Yesterday I held one of my Little Darlings on my lap and noticed the back of her pink T-shirt read, “Beauty.” The front advertised Beauty and the Beast, which is my favorite Disney animation for many reasons.
As we cuddled, I pondered what is beauty?
In the restroom of the coffee shop that inspired Cuppa Josie’s in my Lakeside novels, a framed photo of an elderly woman with more wrinkles than smooth skin, a toothless smile, and kind eyes hung on the wall. The caption under the photo read, “True Beauty.”
When I observe people, I notice their outward appearance first. And yes, sometimes I make snap judgments to that snarky voice inside my head. I’m human. But trying to change that…the snarky voice, not the human part…liking that.
My grandma was one of the most beautiful women I knew. She stood under 5′ tall with a round shape, gnarled arthritic hands, threads of gray streaking her thinning hair, but she had the kindest heart. Her love for Jesus shined in all she did. She was a farmer’s wife for over fifty years. Her house was never immaculate, but my best memories are cradled in that drafty farmhouse with the creaky floors, stainless steel countertops and cellar that fit in any Ted Dekker novel…okay, maybe not that last one, but her cellar was a little creepy.
Today’s society seems to believe true beauty is outwardly–flawless skin, perfect body, and flowing hair. But not every body fits within a Photoshopped image. That woman who battles her weight may not be an overeater, but suffers from a medical condition. The woman with thinning hair may have alopecia or other medical condition that prevents her hair from looking like a shampoo commercial. And those scars? And those stretch marks? Maybe that woman carried her babies to term only to lose them upon delivery.
But the Lord said to Samuel, “Do not consider his appearance or his height, for I have rejected him. The Lord does not look at the things man looks at. Man looks at the outward appearance, but the Lord looks at the heart.” 1 Samuel 16:7 NIV
Having self-confidence and a positive body image are important for overall self-esteem, but don’t let the outer body detract from inner beauty. After all, we’re all going to grow old and gain pounds. Our skin will become wrinkled as our eyesight and hearing fade. Our hair will thin, go gray or white, or even start to fall out. Outer beauty of our youth fades. Inner beauty–how you respect yourself, treat others, and love the Lord–continues to grow no matter how many birthday candles are on your cake.

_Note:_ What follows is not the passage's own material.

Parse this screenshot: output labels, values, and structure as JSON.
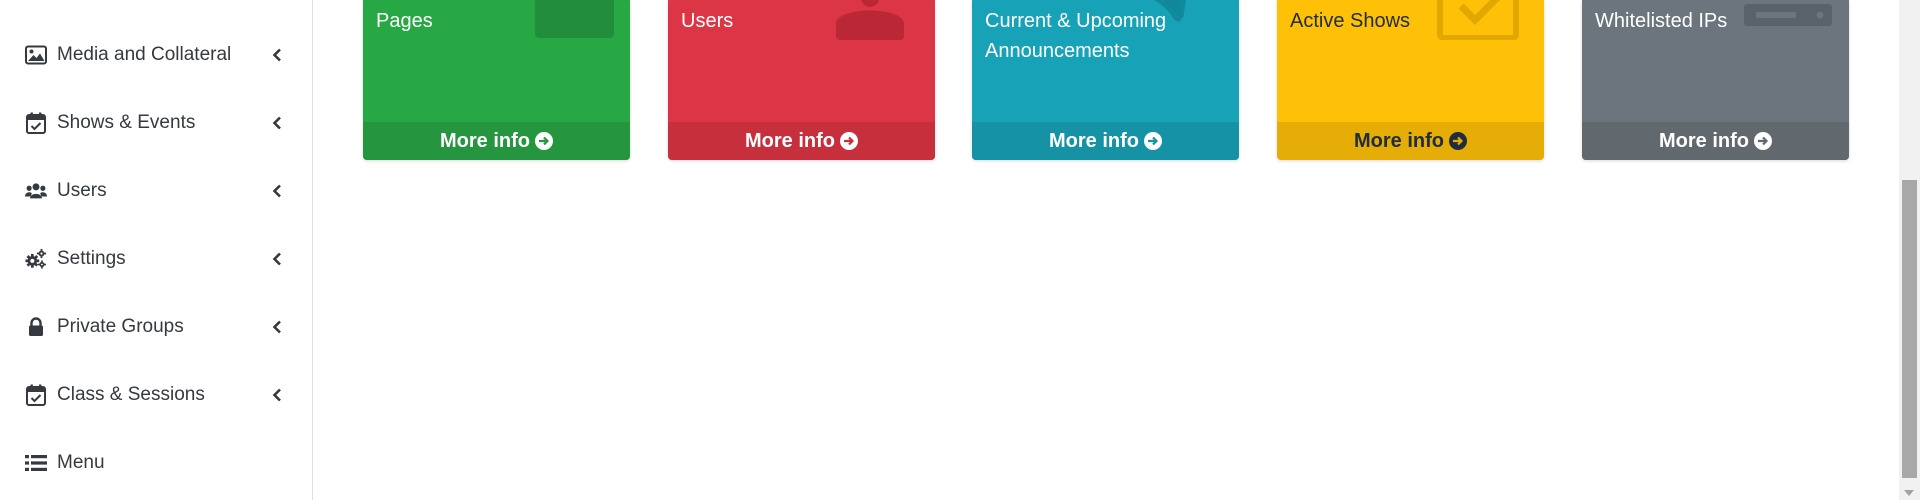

Charm is deceptive, and beauty is fleeing; but a woman who fears the Lord is to be praised. Proverbs 31:3 NIV
Your Turn: How would you define true beauty? Describe a beautiful person in your life.